Time spent accommodating multiple riders is said to be offset by quicker pickup times.

Algorithms developed by researchers at MIT and Cornell could help revolutionize urban mobility by eliminating a large portion of taxi traffic.

A paper published in the Proceedings of National Academy of Sciences journal and spotted by Ars Technica used an actual database of New York City's taxi rides to refine an algorithm that could be used to manage ride-sharing across the entire fleet in real-time.

Such algorithms already exist, but the researchers aimed to improve the technology by minimizing wait time and enabling quick decisions. A so-called 'greedy' algorithm kicks off the first trip assignments by focusing on the longest routes, while further optimizations are simplified to reduce computing requirements and hasten further decisions.
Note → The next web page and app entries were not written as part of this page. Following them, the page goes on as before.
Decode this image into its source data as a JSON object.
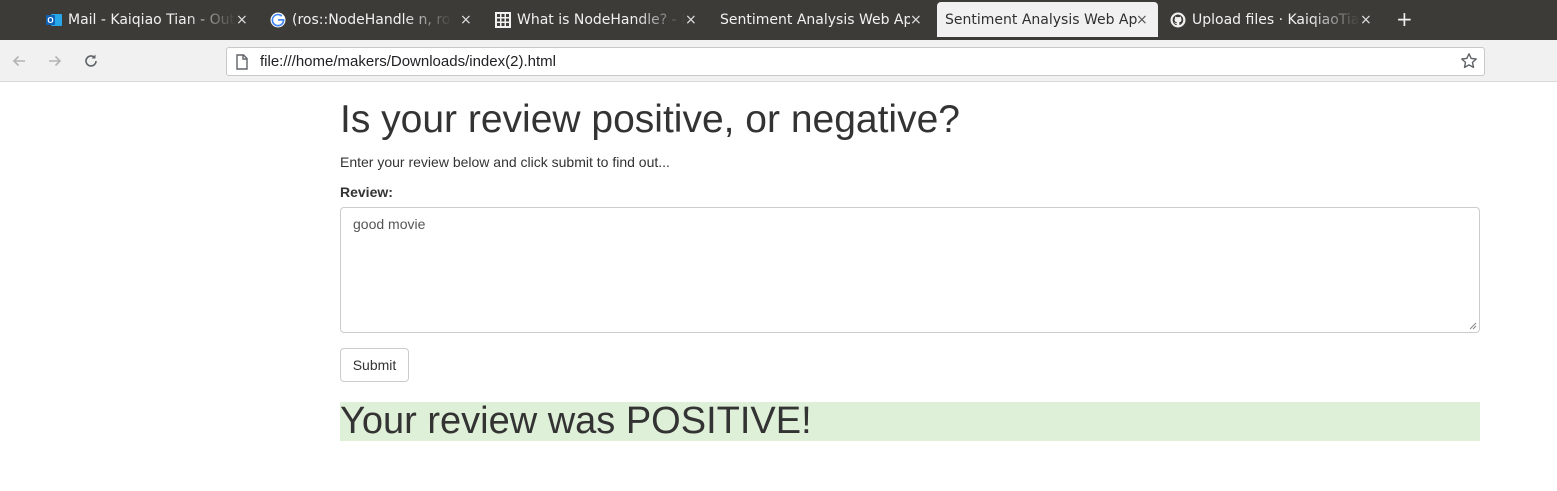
{
  "browser": {
    "tabs": [
      {
        "title": "Mail - Kaiqiao Tian - Outlook",
        "icon": "outlook-icon",
        "active": false
      },
      {
        "title": "(ros::NodeHandle n, ros::NodeHandle",
        "icon": "google-icon",
        "active": false
      },
      {
        "title": "What is NodeHandle? - ROS Answers",
        "icon": "ros-answers-icon",
        "active": false
      },
      {
        "title": "Sentiment Analysis Web App",
        "icon": "none",
        "active": false
      },
      {
        "title": "Sentiment Analysis Web App",
        "icon": "none",
        "active": true
      },
      {
        "title": "Upload files · KaiqiaoTian",
        "icon": "github-icon",
        "active": false
      }
    ],
    "close_glyph": "×",
    "new_tab_glyph": "+",
    "url": "file:///home/makers/Downloads/index(2).html"
  },
  "page": {
    "heading": "Is your review positive, or negative?",
    "lead": "Enter your review below and click submit to find out...",
    "review_label": "Review:",
    "review_value": "good movie",
    "submit_label": "Submit",
    "result_text": "Your review was POSITIVE!",
    "result_color": "#dff0d8"
  }
}
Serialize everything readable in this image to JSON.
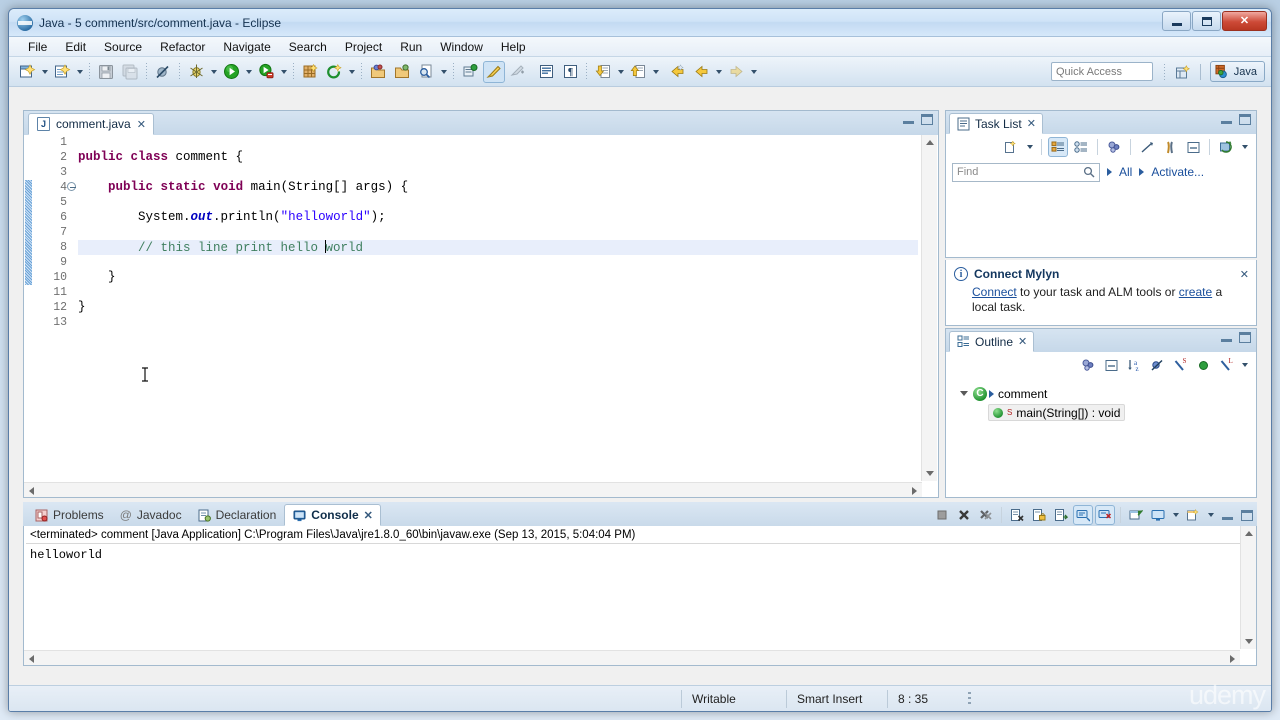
{
  "window": {
    "title": "Java - 5 comment/src/comment.java - Eclipse",
    "app_icon": "eclipse-icon",
    "minimize_label": "Minimize",
    "maximize_label": "Maximize",
    "close_label": "Close"
  },
  "menu": {
    "items": [
      {
        "label": "File"
      },
      {
        "label": "Edit"
      },
      {
        "label": "Source"
      },
      {
        "label": "Refactor"
      },
      {
        "label": "Navigate"
      },
      {
        "label": "Search"
      },
      {
        "label": "Project"
      },
      {
        "label": "Run"
      },
      {
        "label": "Window"
      },
      {
        "label": "Help"
      }
    ]
  },
  "toolbar": {
    "quick_access_placeholder": "Quick Access",
    "perspective_label": "Java",
    "new_perspective_tooltip": "Open Perspective",
    "buttons": [
      {
        "name": "new-wizard-icon"
      },
      {
        "name": "new-java-class-icon"
      },
      {
        "name": "save-icon"
      },
      {
        "name": "save-all-icon"
      },
      {
        "name": "skip-breakpoints-icon"
      },
      {
        "name": "debug-icon"
      },
      {
        "name": "run-icon"
      },
      {
        "name": "run-external-tools-icon"
      },
      {
        "name": "new-java-project-icon"
      },
      {
        "name": "new-annotation-icon"
      },
      {
        "name": "open-type-icon"
      },
      {
        "name": "open-task-icon"
      },
      {
        "name": "search-icon"
      },
      {
        "name": "toggle-mylyn-icon"
      },
      {
        "name": "focus-active-task-icon"
      },
      {
        "name": "previous-annotation-icon"
      },
      {
        "name": "next-annotation-icon"
      },
      {
        "name": "last-edit-location-icon"
      },
      {
        "name": "back-icon"
      },
      {
        "name": "forward-icon"
      }
    ]
  },
  "editor": {
    "tab_label": "comment.java",
    "tab_icon": "java-file-icon",
    "minimize_label": "Minimize",
    "maximize_label": "Maximize",
    "line_numbers": [
      1,
      2,
      3,
      4,
      5,
      6,
      7,
      8,
      9,
      10,
      11,
      12,
      13
    ],
    "change_bar_lines": [
      4,
      5,
      6,
      7,
      8,
      9,
      10
    ],
    "fold_marker_line": 4,
    "highlighted_line": 8,
    "caret_line": 8,
    "lines": [
      {
        "n": 1,
        "tokens": []
      },
      {
        "n": 2,
        "tokens": [
          {
            "t": "kw",
            "s": "public"
          },
          {
            "t": "plain",
            "s": " "
          },
          {
            "t": "kw",
            "s": "class"
          },
          {
            "t": "plain",
            "s": " comment {"
          }
        ]
      },
      {
        "n": 3,
        "tokens": []
      },
      {
        "n": 4,
        "tokens": [
          {
            "t": "plain",
            "s": "    "
          },
          {
            "t": "kw",
            "s": "public"
          },
          {
            "t": "plain",
            "s": " "
          },
          {
            "t": "kw",
            "s": "static"
          },
          {
            "t": "plain",
            "s": " "
          },
          {
            "t": "kw",
            "s": "void"
          },
          {
            "t": "plain",
            "s": " main(String[] args) {"
          }
        ]
      },
      {
        "n": 5,
        "tokens": []
      },
      {
        "n": 6,
        "tokens": [
          {
            "t": "plain",
            "s": "        System."
          },
          {
            "t": "fld",
            "s": "out"
          },
          {
            "t": "plain",
            "s": ".println("
          },
          {
            "t": "str",
            "s": "\"helloworld\""
          },
          {
            "t": "plain",
            "s": ");"
          }
        ]
      },
      {
        "n": 7,
        "tokens": []
      },
      {
        "n": 8,
        "tokens": [
          {
            "t": "plain",
            "s": "        "
          },
          {
            "t": "cmt",
            "s": "// this line print hello "
          },
          {
            "t": "caret",
            "s": ""
          },
          {
            "t": "cmt",
            "s": "world"
          }
        ]
      },
      {
        "n": 9,
        "tokens": []
      },
      {
        "n": 10,
        "tokens": [
          {
            "t": "plain",
            "s": "    }"
          }
        ]
      },
      {
        "n": 11,
        "tokens": []
      },
      {
        "n": 12,
        "tokens": [
          {
            "t": "plain",
            "s": "}"
          }
        ]
      },
      {
        "n": 13,
        "tokens": []
      }
    ]
  },
  "task_list": {
    "tab_label": "Task List",
    "tab_icon": "task-list-icon",
    "close_icon": "close-icon",
    "find_placeholder": "Find",
    "search_icon": "search-icon",
    "all_label": "All",
    "activate_label": "Activate...",
    "toolbar_icons": [
      "new-task-icon",
      "dropdown-arrow-icon",
      "categorized-presentation-icon",
      "scheduled-presentation-icon",
      "focus-on-workweek-icon",
      "collapse-all-icon",
      "filter-icon",
      "minimize-icon",
      "synchronize-icon",
      "view-menu-icon"
    ]
  },
  "mylyn": {
    "title": "Connect Mylyn",
    "info_icon": "info-icon",
    "close_icon": "close-icon",
    "text_before": "",
    "link_connect": "Connect",
    "text_middle": " to your task and ALM tools or ",
    "link_create": "create",
    "text_after": " a local task."
  },
  "outline": {
    "tab_label": "Outline",
    "tab_icon": "outline-icon",
    "close_icon": "close-icon",
    "toolbar_icons": [
      "focus-on-active-task-icon",
      "collapse-all-icon",
      "sort-alphabetically-icon",
      "hide-fields-icon",
      "hide-static-icon",
      "hide-non-public-icon",
      "hide-local-types-icon",
      "view-menu-icon"
    ],
    "tree": [
      {
        "label": "comment",
        "icon": "java-class-icon",
        "level": 0,
        "expanded": true,
        "selected": false
      },
      {
        "label": "main(String[]) : void",
        "icon": "public-method-icon",
        "modifier": "S",
        "level": 1,
        "selected": true
      }
    ]
  },
  "console": {
    "tabs": [
      {
        "label": "Problems",
        "icon": "problems-icon",
        "active": false
      },
      {
        "label": "Javadoc",
        "icon": "javadoc-icon",
        "active": false
      },
      {
        "label": "Declaration",
        "icon": "declaration-icon",
        "active": false
      },
      {
        "label": "Console",
        "icon": "console-icon",
        "active": true
      }
    ],
    "close_icon": "close-icon",
    "header_line": "<terminated> comment [Java Application] C:\\Program Files\\Java\\jre1.8.0_60\\bin\\javaw.exe (Sep 13, 2015, 5:04:04 PM)",
    "output": "helloworld",
    "toolbar_icons": [
      "terminate-icon",
      "remove-launch-icon",
      "remove-all-terminated-icon",
      "clear-console-icon",
      "scroll-lock-icon",
      "word-wrap-icon",
      "show-console-on-output-icon",
      "show-console-on-error-icon",
      "pin-console-icon",
      "display-selected-console-icon",
      "dropdown-arrow-icon",
      "open-console-icon",
      "dropdown-arrow-icon",
      "minimize-icon",
      "maximize-icon"
    ]
  },
  "status_bar": {
    "writable": "Writable",
    "insert_mode": "Smart Insert",
    "position": "8 : 35"
  },
  "watermark": "udemy",
  "colors": {
    "keyword": "#7f0055",
    "string": "#2a00ff",
    "comment": "#3f7f5f",
    "field": "#0000c0",
    "line_highlight": "#e8eefb",
    "link": "#1a4f9c",
    "accent": "#2b6ca3"
  }
}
The authors attempted to balance overall system efficiency with considerations that could make or break a service from a customer satisfaction standpoint, such as the amount of time one rider can be delayed while the system picks up other passengers.
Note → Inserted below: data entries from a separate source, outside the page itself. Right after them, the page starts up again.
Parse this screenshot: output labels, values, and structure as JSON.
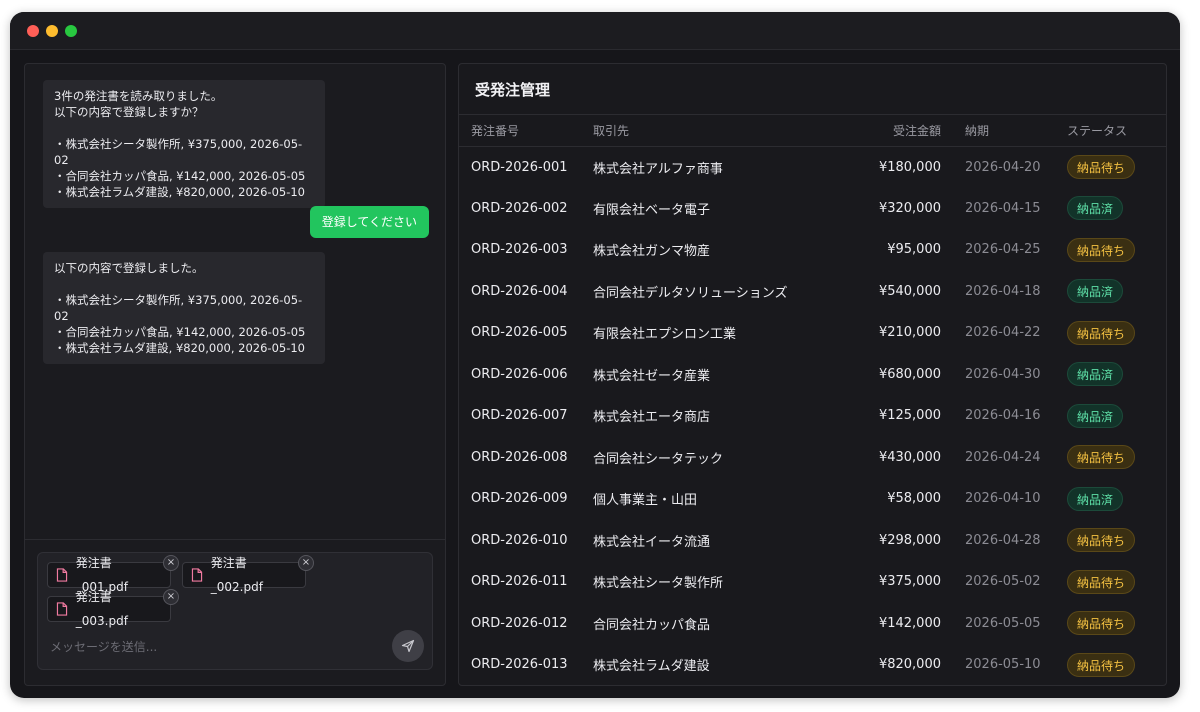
{
  "chat": {
    "messages": [
      {
        "role": "assistant",
        "text": "3件の発注書を読み取りました。\n以下の内容で登録しますか？\n\n・株式会社シータ製作所, ¥375,000, 2026-05-02\n・合同会社カッパ食品, ¥142,000, 2026-05-05\n・株式会社ラムダ建設, ¥820,000, 2026-05-10"
      },
      {
        "role": "user",
        "text": "登録してください"
      },
      {
        "role": "assistant",
        "text": "以下の内容で登録しました。\n\n・株式会社シータ製作所, ¥375,000, 2026-05-02\n・合同会社カッパ食品, ¥142,000, 2026-05-05\n・株式会社ラムダ建設, ¥820,000, 2026-05-10"
      }
    ],
    "attachments": [
      "発注書_001.pdf",
      "発注書_002.pdf",
      "発注書_003.pdf"
    ],
    "input": {
      "value": "",
      "placeholder": "メッセージを送信..."
    }
  },
  "orders": {
    "title": "受発注管理",
    "columns": [
      "発注番号",
      "取引先",
      "受注金額",
      "納期",
      "ステータス"
    ],
    "rows": [
      {
        "id": "ORD-2026-001",
        "client": "株式会社アルファ商事",
        "amount": "¥180,000",
        "date": "2026-04-20",
        "status": "納品待ち",
        "state": "pending"
      },
      {
        "id": "ORD-2026-002",
        "client": "有限会社ベータ電子",
        "amount": "¥320,000",
        "date": "2026-04-15",
        "status": "納品済",
        "state": "done"
      },
      {
        "id": "ORD-2026-003",
        "client": "株式会社ガンマ物産",
        "amount": "¥95,000",
        "date": "2026-04-25",
        "status": "納品待ち",
        "state": "pending"
      },
      {
        "id": "ORD-2026-004",
        "client": "合同会社デルタソリューションズ",
        "amount": "¥540,000",
        "date": "2026-04-18",
        "status": "納品済",
        "state": "done"
      },
      {
        "id": "ORD-2026-005",
        "client": "有限会社エプシロン工業",
        "amount": "¥210,000",
        "date": "2026-04-22",
        "status": "納品待ち",
        "state": "pending"
      },
      {
        "id": "ORD-2026-006",
        "client": "株式会社ゼータ産業",
        "amount": "¥680,000",
        "date": "2026-04-30",
        "status": "納品済",
        "state": "done"
      },
      {
        "id": "ORD-2026-007",
        "client": "株式会社エータ商店",
        "amount": "¥125,000",
        "date": "2026-04-16",
        "status": "納品済",
        "state": "done"
      },
      {
        "id": "ORD-2026-008",
        "client": "合同会社シータテック",
        "amount": "¥430,000",
        "date": "2026-04-24",
        "status": "納品待ち",
        "state": "pending"
      },
      {
        "id": "ORD-2026-009",
        "client": "個人事業主・山田",
        "amount": "¥58,000",
        "date": "2026-04-10",
        "status": "納品済",
        "state": "done"
      },
      {
        "id": "ORD-2026-010",
        "client": "株式会社イータ流通",
        "amount": "¥298,000",
        "date": "2026-04-28",
        "status": "納品待ち",
        "state": "pending"
      },
      {
        "id": "ORD-2026-011",
        "client": "株式会社シータ製作所",
        "amount": "¥375,000",
        "date": "2026-05-02",
        "status": "納品待ち",
        "state": "pending"
      },
      {
        "id": "ORD-2026-012",
        "client": "合同会社カッパ食品",
        "amount": "¥142,000",
        "date": "2026-05-05",
        "status": "納品待ち",
        "state": "pending"
      },
      {
        "id": "ORD-2026-013",
        "client": "株式会社ラムダ建設",
        "amount": "¥820,000",
        "date": "2026-05-10",
        "status": "納品待ち",
        "state": "pending"
      }
    ]
  },
  "colors": {
    "accent": "#22c55e",
    "pending": "#f5c242",
    "done": "#5ee0a8"
  },
  "icons": {
    "attachment": "pdf-file-icon",
    "remove": "close-icon",
    "send": "send-icon"
  }
}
The study found that only 3,000 four-seat taxis would be required to serve 98 percent of the real-world ride requests served during a one-week period in New York City, far below the 13,586 taxis that operate in the city. Riders would experience an average in-ride delay of 2.3 minutes to pick up and drop off other passengers, but the time is partially offset by a short 2.3-minute average wait to hail a cab.

Many major automakers are attempting to restructure their businesses for 'mobility,' envisioning a future where ride-sharing and ride-hailing services outpace personal car ownership. Advancements in algorithms that manage such services will be critical in carrying the technology beyond the experimental stage or small-scale niche.